7. Daniel Miessler: @DanielMiessler
Description: "sᴇᴄᴜʀɪᴛʏ | ᴛᴇᴄʜɴᴏʟᴏɢʏ | ʜᴜᴍᴀɴs"
Why follow? Miessler boasts an impressive list of followers including Brian Krebs, Gartner and former President Barack Obama. His account features content helping those in the infosec space and he also posts content relatable to the everyday consumer, like the growth of cybersecurity in connected cars.
A summary of a post of mine about Privacy, from back during the FBI backdoor debate. pic.twitter.com/GXgMXwwA73— ᴅᴀɴɪᴇʟ ᴍɪᴇssʟᴇʀ (@DanielMiessler) September 17, 2018
8. MalwareTech: @MalwareTechBlog
Why follow? MalwareTech has a colorful way of covering some pretty grave cybersecurity concerns. This Twitter account is catered for seasoned malware experts and a hub for licensing advice and coding insights.
Using Tor is like riding around in a bulletproof car. Using Tor Browser is like riding around in a bulletproof car with the person sent to kill you.— MalwareTech (@MalwareTechBlog) September 26, 2018
9. Raj Samani: @Raj_Samani
Why follow? Samani has some notable followers and an unabashed passion for cybsersecurity. His account outlines threats and warnings ranging from the Torii botnet to insightful tech progress in blockchain tagging systems.

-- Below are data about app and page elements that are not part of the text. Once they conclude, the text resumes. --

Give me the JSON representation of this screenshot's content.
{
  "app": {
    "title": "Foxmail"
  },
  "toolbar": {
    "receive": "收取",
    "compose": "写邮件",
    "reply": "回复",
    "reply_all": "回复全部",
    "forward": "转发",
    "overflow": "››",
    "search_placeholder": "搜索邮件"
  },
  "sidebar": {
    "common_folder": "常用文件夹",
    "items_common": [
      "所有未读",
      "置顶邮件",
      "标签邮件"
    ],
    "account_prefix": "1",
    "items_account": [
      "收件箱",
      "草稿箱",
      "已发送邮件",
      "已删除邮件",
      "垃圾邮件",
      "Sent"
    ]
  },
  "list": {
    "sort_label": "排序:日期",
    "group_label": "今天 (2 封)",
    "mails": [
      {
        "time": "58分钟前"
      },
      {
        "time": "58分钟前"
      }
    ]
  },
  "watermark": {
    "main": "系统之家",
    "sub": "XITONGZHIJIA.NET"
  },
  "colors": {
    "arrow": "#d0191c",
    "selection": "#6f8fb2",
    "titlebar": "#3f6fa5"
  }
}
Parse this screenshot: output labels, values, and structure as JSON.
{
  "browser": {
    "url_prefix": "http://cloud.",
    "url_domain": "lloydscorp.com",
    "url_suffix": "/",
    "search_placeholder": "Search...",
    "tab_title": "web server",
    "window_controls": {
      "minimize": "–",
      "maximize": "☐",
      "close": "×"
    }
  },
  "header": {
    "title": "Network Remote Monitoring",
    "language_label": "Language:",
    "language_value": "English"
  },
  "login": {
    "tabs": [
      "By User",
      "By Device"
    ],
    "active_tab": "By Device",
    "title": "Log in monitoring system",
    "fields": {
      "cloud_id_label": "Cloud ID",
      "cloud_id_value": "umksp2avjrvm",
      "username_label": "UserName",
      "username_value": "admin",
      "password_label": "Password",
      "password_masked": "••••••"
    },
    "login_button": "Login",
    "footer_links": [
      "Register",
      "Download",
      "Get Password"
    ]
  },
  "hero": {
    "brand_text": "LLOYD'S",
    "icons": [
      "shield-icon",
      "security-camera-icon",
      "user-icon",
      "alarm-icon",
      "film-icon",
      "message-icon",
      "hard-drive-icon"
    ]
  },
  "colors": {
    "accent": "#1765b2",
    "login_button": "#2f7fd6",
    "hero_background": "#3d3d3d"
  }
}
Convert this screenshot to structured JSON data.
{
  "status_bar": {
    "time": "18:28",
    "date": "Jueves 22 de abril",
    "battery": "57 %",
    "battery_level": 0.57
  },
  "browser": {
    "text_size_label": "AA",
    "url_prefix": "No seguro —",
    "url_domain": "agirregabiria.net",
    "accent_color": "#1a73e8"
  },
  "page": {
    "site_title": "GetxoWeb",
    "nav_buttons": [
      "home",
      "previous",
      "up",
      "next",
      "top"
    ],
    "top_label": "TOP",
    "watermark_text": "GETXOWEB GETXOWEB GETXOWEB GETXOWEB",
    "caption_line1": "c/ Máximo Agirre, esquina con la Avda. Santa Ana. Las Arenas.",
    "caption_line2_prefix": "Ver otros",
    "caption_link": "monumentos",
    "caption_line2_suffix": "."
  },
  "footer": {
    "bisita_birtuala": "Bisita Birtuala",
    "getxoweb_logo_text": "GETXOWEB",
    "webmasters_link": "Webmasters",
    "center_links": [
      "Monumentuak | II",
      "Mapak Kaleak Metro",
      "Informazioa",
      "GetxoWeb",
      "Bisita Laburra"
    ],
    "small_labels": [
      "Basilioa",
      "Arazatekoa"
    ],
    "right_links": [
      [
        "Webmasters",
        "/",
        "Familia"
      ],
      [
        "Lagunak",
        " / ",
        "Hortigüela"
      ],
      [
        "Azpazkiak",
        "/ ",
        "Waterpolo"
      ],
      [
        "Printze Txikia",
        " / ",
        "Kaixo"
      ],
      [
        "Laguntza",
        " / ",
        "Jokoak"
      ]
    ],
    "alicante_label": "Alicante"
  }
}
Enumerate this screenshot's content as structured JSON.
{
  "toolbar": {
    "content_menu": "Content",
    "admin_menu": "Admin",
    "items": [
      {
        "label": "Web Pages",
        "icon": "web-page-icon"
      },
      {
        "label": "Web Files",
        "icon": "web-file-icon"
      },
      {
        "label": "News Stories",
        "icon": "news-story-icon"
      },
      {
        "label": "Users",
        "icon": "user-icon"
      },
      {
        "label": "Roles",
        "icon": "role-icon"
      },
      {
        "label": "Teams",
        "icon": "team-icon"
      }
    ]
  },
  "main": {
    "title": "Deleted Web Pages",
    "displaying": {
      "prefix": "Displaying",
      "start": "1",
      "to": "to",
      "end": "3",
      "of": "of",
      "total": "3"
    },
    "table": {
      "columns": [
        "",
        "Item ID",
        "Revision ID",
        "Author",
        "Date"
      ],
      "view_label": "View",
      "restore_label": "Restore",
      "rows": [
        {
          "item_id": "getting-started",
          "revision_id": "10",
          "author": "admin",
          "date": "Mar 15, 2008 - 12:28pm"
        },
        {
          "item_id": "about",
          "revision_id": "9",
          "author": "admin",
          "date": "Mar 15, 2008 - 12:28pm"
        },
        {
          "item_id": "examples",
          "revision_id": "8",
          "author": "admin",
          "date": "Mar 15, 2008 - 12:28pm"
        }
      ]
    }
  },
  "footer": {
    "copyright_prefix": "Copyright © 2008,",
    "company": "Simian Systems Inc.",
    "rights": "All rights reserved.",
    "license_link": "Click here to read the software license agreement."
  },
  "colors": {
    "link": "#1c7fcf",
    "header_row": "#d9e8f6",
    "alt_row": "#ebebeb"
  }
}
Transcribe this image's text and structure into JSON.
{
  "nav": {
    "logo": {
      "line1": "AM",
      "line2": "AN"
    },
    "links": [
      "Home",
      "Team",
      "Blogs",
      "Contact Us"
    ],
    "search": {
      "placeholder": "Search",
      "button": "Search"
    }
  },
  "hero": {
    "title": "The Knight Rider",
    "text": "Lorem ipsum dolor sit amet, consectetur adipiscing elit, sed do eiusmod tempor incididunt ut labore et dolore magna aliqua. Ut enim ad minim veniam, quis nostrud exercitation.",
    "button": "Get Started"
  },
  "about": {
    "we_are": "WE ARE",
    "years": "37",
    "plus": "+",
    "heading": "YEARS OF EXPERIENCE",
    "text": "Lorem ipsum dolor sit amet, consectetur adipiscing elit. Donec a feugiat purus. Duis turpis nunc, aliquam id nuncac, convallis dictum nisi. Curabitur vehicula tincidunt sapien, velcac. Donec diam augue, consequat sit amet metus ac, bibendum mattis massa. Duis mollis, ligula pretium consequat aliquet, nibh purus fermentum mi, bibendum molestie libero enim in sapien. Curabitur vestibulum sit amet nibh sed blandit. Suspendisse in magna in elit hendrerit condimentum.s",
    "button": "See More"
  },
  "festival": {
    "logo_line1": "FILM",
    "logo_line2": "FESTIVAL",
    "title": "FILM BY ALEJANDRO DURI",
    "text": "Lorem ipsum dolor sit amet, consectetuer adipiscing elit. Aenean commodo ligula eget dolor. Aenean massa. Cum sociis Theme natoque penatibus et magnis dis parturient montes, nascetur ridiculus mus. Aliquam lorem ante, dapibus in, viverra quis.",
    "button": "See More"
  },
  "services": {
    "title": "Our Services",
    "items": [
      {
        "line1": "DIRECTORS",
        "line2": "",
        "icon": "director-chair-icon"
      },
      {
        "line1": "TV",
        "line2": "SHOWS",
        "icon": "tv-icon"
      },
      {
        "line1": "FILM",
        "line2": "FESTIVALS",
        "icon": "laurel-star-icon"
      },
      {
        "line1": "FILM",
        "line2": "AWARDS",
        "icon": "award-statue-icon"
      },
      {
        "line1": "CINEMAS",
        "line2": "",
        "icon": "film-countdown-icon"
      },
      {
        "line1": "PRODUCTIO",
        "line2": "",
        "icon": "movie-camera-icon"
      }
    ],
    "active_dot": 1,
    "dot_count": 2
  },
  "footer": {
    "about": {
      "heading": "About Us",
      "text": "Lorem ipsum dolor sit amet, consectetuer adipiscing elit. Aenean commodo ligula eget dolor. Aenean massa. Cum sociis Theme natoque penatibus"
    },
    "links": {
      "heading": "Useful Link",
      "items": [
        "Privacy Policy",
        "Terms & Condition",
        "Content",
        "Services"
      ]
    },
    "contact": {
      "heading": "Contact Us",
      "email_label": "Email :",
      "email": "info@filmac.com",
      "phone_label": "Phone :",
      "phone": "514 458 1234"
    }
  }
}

"DanaBot activity using an "affiliate ID" that we have observed in various part of the C&C protocol (e.g., offset 0xc of the 183-byte binary protocol header). At the time of publication, we observed the following affiliate IDs" https://t.co/gTuNYVDFCM #malware #cybersecurity pic.twitter.com/qKunr1rZDo— Raj Samani (@Raj_Samani) October 3, 2018
10. Scott Helme: @Scott_Helme
Why follow? Helme's profile can read as a play-by-play of current security concerns, often taking his followers through a rundown of outages or his reactions to brow-raising events.